“Access to sanitary products should be a right. There are many instances when women may be ‘caught short’ that aren’t related to affordability – take for example women who are going through menopause but may still occasionally have a ‘surprise’ period.”


Unite’s Period Dignity campaign had its first major success in September after Rolls-Royce Washington in Sunderland signed up to the campaign’s charter and has agreed to offer free sanitary products at no costs in its toilets.


“In today’s world no woman should feel uncomfortable about menstruation,” said Unite convenor at Rolls-Royce Washington Gary Andrews. “It has been a taboo subject for too many years.”


Female staff at Rolls-Royce Washington were thrilled by the company’s support.


“I think it’s great that Rolls-Royce is supporting Unite’s Period Dignity campaign,” said Unite member Alice Fletcher. “I know that I never need to feel embarrassed or ashamed about being on my period at work.”


Her colleague Sarah Turnbull agreed. “It’s reassuring to know that we’ll have supplies available if we’re ever in need as it can be a genuine cause for concern.”


Rolls-Royce has now committed to signing up to the charter not only nationally but globally as well so that now every Rolls-Royce site in 50 countries across the world will have free sanitary products in their toilets.


Other employers have signed up as well including leisure contractor Everyone Active, Nexus, Morrish Solicitors and Thompsons Solicitors, while many more businesses have shown interest.


“What we’ve seen is our members have approached their employers on a local level, and then as in the case of Rolls Royce and Everyone Active, they’ve taken it to a national level and even global level,” Reid explained. “And what started as a Unite initiative is also being supported by the TUC and other unions.”

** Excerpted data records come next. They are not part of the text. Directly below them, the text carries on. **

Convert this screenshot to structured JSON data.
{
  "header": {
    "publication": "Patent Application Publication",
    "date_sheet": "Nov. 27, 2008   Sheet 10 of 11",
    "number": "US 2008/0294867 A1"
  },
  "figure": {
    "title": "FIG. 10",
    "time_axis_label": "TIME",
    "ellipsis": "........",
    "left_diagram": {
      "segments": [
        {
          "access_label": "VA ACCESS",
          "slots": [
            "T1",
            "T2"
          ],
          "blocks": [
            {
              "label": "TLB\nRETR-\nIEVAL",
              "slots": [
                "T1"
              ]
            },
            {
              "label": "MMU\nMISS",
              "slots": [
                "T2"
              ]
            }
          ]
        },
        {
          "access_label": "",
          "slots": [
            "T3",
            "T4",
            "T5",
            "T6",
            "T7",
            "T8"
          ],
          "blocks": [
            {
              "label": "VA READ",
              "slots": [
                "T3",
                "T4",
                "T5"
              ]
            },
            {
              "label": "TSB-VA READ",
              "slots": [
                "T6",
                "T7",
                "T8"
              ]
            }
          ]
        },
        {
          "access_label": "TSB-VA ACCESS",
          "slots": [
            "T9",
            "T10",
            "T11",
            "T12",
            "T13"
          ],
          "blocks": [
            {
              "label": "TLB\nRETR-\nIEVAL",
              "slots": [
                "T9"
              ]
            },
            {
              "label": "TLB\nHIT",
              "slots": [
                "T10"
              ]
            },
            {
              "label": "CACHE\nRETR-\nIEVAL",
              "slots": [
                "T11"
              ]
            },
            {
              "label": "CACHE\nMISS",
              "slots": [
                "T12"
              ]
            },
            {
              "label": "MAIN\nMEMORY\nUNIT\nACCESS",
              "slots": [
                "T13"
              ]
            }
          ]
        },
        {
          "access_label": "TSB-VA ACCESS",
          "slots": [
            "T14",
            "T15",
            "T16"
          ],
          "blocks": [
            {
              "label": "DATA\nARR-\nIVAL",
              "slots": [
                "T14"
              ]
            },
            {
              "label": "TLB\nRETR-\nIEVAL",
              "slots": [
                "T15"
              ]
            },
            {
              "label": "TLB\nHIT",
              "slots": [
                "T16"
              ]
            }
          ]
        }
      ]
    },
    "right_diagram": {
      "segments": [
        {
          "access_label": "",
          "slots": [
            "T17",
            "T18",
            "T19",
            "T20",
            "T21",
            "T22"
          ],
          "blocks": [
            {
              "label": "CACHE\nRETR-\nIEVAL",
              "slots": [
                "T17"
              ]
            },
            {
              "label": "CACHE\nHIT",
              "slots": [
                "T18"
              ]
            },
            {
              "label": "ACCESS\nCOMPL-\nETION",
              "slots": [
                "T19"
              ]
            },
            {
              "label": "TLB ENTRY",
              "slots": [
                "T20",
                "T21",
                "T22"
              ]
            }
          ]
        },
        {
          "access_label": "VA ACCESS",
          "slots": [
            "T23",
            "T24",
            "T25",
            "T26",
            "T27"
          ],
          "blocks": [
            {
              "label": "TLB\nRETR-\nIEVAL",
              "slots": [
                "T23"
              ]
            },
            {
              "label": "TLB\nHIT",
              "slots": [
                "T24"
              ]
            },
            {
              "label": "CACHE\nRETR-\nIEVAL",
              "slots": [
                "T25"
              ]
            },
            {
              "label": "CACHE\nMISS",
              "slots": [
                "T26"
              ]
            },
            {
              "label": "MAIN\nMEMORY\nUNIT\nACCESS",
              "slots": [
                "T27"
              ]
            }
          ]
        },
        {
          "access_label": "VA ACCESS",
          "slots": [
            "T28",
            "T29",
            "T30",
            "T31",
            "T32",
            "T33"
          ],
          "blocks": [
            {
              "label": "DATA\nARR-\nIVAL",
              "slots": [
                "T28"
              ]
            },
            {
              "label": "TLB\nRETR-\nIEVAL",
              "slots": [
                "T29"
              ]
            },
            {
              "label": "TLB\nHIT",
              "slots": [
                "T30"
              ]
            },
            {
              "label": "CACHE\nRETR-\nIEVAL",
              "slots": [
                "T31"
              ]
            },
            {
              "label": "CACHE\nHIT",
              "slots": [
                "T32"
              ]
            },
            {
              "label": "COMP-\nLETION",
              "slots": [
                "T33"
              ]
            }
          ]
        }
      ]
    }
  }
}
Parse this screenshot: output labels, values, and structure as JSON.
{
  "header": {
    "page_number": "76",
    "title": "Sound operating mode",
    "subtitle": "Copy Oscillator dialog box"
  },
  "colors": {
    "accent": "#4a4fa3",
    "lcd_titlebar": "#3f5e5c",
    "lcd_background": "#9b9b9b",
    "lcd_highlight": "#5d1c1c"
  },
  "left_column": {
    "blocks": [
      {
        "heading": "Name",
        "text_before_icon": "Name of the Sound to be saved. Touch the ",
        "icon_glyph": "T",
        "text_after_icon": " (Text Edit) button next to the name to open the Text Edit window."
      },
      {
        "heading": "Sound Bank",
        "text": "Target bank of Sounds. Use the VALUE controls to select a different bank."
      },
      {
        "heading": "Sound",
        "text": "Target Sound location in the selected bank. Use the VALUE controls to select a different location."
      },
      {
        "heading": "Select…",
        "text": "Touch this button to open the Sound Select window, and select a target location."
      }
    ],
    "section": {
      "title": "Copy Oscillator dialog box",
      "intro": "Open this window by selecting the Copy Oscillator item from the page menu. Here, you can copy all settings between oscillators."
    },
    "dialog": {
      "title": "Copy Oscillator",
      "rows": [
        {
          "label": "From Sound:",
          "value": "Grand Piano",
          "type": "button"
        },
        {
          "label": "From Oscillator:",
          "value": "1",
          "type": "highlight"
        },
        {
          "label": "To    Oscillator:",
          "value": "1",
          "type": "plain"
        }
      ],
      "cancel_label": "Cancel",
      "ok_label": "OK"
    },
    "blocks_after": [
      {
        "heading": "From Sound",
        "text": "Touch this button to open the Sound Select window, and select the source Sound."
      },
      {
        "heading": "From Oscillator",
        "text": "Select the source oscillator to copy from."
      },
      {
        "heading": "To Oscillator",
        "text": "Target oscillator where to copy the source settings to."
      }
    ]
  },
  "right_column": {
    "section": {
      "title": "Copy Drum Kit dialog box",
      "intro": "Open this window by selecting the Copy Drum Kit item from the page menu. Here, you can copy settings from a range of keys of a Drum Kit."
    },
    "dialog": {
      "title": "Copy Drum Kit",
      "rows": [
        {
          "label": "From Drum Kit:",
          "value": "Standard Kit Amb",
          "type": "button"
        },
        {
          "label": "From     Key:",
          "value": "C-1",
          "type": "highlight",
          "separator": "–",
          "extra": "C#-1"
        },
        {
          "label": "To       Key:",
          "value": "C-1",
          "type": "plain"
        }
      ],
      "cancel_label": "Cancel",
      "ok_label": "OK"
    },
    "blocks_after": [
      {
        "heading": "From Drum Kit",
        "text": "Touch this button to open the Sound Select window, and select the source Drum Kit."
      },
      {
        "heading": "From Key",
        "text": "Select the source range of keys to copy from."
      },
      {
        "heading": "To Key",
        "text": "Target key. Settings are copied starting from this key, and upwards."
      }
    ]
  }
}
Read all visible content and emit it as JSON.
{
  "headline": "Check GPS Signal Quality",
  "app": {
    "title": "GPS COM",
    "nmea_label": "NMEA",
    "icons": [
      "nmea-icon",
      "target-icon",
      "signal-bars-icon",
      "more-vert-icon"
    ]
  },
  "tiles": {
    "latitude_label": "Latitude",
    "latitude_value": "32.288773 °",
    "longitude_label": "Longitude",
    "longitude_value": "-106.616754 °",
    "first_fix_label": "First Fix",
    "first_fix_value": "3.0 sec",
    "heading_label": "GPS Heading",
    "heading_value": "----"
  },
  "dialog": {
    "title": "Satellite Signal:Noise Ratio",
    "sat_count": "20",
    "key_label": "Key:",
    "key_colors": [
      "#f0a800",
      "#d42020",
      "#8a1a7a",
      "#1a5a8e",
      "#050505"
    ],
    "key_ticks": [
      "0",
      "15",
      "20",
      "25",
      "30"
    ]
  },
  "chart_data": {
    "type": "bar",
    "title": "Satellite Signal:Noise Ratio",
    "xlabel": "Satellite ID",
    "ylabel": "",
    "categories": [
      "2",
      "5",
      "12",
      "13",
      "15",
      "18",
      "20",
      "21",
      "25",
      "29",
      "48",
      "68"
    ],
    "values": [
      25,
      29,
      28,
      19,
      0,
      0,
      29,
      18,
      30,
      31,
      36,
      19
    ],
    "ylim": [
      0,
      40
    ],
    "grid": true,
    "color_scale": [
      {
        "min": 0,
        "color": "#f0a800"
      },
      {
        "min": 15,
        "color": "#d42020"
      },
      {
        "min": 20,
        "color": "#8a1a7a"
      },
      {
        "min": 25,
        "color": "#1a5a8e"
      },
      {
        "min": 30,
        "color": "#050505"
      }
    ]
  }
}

Unite’s Period Dignity campaign had its official national launch at the Labour Party conference last September. Unite regional secretary Karen Reay hailed Labour’s support.


“The response to our campaign has been nothing but absolutely positive,” Karen said. “It’s one of those campaigns we know will be a win from the very beginning. It’s a campaign that many think –  why hasn’t anyone done this before? Now we’re just looking to take it to the next level.”


Unite general secretary Len McCluskey, who attended the launch alongside London mayor Sadiq Khan as well as other MPs and Labour Party attendees, praised the Unite campaign. “This is a truly grassroots campaign that will take root and will spread like wildfire throughout the whole country,” Len said.


Suzanne added that Unite will not let up in the fight against the Tampon Tax – which Labour has committed to ending, while the government has stalled despite its pledge to scrap it in 2016.


“The government has said it will scrap the tax once the UK leaves the EU but we aren’t holding our breath,” Suzanne said. “It is an outrage that sanitary products are classified as ‘luxury items’ while cream cakes are deemed to be ‘essential’.”


Unite national officer Siobhan Endean hailed Unite’s Period Dignity campaign as part of the wider fight for women’s



“Period dignity is essential to health and well-being at work,” she said. “Women workers should have access to women’s toilets, to regular breaks, with sanitary protection provided in all women’s toilets.


“The Period Dignity campaign is part of Unite’s wider campaigning for decent pay and conditions for women at work. The best way to get a pay rise is through collective bargaining. We say to all working women – join us!”


Find out more about Unite’s Period Dignity campaign and how you can get your employer to sign up here.


Related Articles